Better tools for better forecasting

Access to high resolution satellite imagery and a wealth of information from increasingly sophisticated atmospheric numerical models have brought a significant improvement to our understanding of Antarctic meteorology over the past 10 years. However, communications limitations at Antarctic stations have required some novel solutions.

Australia’s Bureau of Meteorology routinely provides summer time meteorological support for operations out of Davis Station. Forecasting services cover station forecasts for both local and remote locations, support for shipping operations through Prydz Bay and aviation forecasting support for helicopter operations between Davis, Mawson and the Prince Charles Mountains.

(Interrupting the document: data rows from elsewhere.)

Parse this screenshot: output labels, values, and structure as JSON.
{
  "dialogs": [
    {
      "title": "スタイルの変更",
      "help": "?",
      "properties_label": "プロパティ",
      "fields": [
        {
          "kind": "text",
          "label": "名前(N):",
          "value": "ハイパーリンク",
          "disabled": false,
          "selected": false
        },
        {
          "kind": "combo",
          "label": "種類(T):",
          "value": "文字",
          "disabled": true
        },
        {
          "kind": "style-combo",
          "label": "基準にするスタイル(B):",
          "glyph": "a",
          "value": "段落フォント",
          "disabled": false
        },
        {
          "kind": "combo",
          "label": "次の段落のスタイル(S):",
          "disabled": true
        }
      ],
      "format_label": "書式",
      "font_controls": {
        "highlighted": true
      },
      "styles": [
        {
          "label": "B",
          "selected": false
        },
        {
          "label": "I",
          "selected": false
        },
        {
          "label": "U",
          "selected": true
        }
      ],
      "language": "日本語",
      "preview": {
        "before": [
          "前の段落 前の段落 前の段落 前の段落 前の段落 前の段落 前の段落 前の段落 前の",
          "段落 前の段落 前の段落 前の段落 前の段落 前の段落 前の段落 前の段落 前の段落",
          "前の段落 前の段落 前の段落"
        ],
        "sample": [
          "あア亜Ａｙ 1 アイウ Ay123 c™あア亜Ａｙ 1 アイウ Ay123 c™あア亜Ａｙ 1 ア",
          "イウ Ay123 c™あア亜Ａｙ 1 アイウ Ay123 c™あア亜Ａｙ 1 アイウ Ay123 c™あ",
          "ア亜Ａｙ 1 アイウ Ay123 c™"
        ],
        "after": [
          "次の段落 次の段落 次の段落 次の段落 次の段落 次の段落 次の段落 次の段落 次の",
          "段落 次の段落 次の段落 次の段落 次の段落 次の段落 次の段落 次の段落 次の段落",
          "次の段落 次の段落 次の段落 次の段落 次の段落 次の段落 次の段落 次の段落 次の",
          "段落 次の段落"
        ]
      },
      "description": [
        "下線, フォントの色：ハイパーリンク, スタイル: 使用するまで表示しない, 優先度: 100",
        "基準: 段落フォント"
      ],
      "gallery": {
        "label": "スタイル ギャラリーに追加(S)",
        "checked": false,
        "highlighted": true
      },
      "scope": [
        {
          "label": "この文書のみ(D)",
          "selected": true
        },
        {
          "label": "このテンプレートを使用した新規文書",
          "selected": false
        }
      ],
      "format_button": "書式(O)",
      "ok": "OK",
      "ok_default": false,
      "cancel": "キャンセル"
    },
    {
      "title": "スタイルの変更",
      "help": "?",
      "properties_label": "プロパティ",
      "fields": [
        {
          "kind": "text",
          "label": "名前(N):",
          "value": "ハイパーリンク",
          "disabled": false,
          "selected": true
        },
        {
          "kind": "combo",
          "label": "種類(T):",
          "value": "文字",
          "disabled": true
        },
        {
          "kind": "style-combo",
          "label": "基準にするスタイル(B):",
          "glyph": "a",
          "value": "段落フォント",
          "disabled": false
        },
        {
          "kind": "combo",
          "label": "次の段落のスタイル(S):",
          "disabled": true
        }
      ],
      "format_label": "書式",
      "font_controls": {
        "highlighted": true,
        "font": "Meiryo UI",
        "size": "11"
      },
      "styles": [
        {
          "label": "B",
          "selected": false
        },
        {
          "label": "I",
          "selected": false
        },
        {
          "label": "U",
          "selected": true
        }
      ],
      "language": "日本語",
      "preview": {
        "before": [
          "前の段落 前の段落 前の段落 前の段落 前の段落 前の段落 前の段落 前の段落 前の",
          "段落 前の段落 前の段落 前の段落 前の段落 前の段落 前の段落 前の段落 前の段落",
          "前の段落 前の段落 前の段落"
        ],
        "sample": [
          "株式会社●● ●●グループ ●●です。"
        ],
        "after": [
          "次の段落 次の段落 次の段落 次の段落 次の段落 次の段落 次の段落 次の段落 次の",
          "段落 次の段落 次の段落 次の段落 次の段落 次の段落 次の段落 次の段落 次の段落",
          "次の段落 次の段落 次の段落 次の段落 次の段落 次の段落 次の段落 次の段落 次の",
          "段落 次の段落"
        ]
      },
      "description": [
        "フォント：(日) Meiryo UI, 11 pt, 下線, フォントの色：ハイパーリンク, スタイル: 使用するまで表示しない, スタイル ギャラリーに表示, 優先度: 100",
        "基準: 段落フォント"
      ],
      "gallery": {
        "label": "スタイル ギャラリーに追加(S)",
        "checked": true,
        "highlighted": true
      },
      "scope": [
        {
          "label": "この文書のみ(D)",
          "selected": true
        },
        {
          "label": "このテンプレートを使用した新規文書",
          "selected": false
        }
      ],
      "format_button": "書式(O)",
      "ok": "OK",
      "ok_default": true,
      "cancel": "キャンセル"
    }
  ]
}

Davis meteorologists have very restricted access to imagery and modelling datasets because they must share the station’s low communication bandwidth with other users. The amount of meteorological data currently accessible to the Australian forecaster on a routine basis would simply swamp Antarctic stations’ ANARESAT links, so until better bandwidth if available some innovative thinking is called for:

  • While numerical model data is not sent to the station, the forecaster can interrogate it through the web and acquire snapshot images fairly quickly. The above figure shows a +24 hour numerical model forecast of infrared cloud cover signature over the Mawson-Davis area. A low pressure system is clearly evident to the northwest of Mawson, as is low cloud pushing into the Lambert Basin and Prince Charles Mountains region.
  • Being tested over the coming summer season is a system allowing email interrogation of the numerical model data to return terminal area and route forecasts for locations to be visited by helicopters.

Neil Adams
Australian Bureau of Meteorology